safety, electrolytes, rules and regs, selenium, emergencies, etc. I am
introducing the REAL ISSUE . . . riders' legs!! People count too,
right? Why just the other day I finally got on my good 'ol gal bareback
and wow - after eons of not riding, these old legs got pretty sore/tight
quickly. You know, the adductors and whatever muscles. Well, for many
years, in fact, eons back, I have had bow legs, i.e., knees don't touch,
until, one day I had neuromusclur work done on them and voila -
temporarily the bones moved into straighter alignment). The woman who
performed the muscle work said (maybe jokingly?) ... in your last life
you may have been a Mongul - or whichever bunch did the wild horse-riding
scene - Hun?). Then, yesterday, noticed a friend who had been riding all
his life had the same leg conformation.
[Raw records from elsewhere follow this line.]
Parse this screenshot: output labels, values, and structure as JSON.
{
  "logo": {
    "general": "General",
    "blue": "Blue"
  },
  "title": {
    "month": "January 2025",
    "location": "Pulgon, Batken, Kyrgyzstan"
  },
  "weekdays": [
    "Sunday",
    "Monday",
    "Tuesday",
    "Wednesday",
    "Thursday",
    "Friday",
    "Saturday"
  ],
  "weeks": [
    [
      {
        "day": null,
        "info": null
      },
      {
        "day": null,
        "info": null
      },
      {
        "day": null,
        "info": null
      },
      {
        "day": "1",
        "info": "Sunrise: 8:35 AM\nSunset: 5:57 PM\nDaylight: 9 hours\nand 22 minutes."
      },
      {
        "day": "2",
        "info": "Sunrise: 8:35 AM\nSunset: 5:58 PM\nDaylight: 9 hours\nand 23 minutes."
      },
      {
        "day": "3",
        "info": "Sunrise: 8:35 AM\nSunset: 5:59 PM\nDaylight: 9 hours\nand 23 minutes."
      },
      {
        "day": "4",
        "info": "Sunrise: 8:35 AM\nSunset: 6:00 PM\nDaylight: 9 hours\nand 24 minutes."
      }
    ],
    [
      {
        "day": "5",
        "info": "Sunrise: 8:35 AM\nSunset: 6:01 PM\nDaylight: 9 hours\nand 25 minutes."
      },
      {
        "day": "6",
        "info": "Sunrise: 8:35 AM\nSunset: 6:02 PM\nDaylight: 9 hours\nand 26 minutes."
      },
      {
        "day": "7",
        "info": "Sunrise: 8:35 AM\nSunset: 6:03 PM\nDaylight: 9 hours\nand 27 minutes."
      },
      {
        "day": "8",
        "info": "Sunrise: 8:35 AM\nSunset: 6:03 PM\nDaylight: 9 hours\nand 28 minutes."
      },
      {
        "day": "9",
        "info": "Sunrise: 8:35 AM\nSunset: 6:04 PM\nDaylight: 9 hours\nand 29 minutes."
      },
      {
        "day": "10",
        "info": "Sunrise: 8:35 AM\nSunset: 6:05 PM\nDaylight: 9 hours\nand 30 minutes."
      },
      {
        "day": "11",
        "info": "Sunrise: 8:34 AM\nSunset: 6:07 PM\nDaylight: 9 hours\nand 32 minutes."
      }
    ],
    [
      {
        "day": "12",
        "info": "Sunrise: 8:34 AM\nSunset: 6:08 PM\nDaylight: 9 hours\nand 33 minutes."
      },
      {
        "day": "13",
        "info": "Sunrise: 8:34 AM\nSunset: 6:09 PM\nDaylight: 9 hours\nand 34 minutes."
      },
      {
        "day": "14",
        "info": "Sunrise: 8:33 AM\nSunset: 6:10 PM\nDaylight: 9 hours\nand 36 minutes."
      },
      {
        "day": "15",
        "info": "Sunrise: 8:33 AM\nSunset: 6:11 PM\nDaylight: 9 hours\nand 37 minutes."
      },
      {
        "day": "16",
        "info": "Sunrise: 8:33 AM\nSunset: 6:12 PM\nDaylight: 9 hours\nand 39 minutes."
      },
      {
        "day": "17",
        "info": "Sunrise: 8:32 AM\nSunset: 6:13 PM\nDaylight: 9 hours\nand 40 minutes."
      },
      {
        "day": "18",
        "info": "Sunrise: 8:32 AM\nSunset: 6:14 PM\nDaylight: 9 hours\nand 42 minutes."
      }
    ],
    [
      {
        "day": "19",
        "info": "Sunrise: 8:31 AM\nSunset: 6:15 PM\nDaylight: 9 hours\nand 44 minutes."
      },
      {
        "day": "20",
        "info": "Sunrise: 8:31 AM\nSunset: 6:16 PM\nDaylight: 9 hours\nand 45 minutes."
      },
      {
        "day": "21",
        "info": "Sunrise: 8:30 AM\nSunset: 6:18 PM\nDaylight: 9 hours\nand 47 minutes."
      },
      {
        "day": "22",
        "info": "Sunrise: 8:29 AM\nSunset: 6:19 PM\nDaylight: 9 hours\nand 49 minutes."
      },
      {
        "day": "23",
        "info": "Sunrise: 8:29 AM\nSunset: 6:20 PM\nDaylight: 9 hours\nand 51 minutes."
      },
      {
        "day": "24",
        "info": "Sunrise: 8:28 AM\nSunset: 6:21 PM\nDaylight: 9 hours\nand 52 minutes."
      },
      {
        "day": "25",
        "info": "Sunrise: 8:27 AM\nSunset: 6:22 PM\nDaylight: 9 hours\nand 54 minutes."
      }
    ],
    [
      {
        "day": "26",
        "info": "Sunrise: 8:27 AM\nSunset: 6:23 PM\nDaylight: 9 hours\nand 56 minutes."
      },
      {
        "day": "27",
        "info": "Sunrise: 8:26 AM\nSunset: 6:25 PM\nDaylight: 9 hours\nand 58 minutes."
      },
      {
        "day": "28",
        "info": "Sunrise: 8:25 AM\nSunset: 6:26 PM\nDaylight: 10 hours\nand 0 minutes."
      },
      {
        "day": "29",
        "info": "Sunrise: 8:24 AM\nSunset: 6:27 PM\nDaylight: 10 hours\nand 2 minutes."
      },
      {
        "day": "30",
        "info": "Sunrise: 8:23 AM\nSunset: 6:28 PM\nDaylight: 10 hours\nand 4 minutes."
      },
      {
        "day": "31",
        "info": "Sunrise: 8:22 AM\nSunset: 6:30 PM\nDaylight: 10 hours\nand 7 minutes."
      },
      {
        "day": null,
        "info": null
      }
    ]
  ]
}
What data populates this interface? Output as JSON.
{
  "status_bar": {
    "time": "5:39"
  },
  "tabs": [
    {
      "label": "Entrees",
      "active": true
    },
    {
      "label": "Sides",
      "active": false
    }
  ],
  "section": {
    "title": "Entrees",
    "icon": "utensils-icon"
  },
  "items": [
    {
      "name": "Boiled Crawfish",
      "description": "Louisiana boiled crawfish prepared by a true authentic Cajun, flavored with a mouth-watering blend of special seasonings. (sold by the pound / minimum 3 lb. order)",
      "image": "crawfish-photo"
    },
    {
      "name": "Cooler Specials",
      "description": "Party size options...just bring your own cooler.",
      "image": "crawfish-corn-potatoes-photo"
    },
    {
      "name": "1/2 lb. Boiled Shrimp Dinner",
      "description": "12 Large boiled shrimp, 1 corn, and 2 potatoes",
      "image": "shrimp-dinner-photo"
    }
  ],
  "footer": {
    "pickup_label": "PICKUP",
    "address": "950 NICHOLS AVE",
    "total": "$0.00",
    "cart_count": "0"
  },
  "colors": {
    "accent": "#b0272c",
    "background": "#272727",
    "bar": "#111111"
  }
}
Hmmmm. And me, being an equine
masseuse doing lots of show horses I notice interesting leg shapes on
riders - many with non-straight legs. Does anyone have any info to
contribute to my momentary obsession - riders' legs? How are YOUR legs
affected by your horse addiction? What are good stretching excercises?
How often do you have to ride to keep them in non-stress mode? I have
heard from human masseuses that riders are some of the worst in the back
department, and also that riding is so therapeutic for the back,
depending on the horse and riding technique used, but there's also legs
involved in riding - and other parts of our bodies, I am curious and want
to know. (Maybe Deb Bennet can do charts on rider conformation and
suitability to different horse types!) I have read postings regarding
backs and footsie problems so far - so, I might be opening another
Pandora's box, but I can't wait to hear from people about anatomy
functional preoblems, non-problems. Example - there must be different
problems for different riding styles, different horse builds, rider
builds. Rider anatomy. Another piece of the puzzle. Sorry, I did run
on and on and on. Still with me?
Okay, what do you think? Thanks!
You don't need to buy Internet access to use free Internet e-mail.
Get completely free e-mail from Juno at http://www.juno.com
Or call Juno at (800) 654-JUNO [654-5866]
Check it Out!
Back to TOC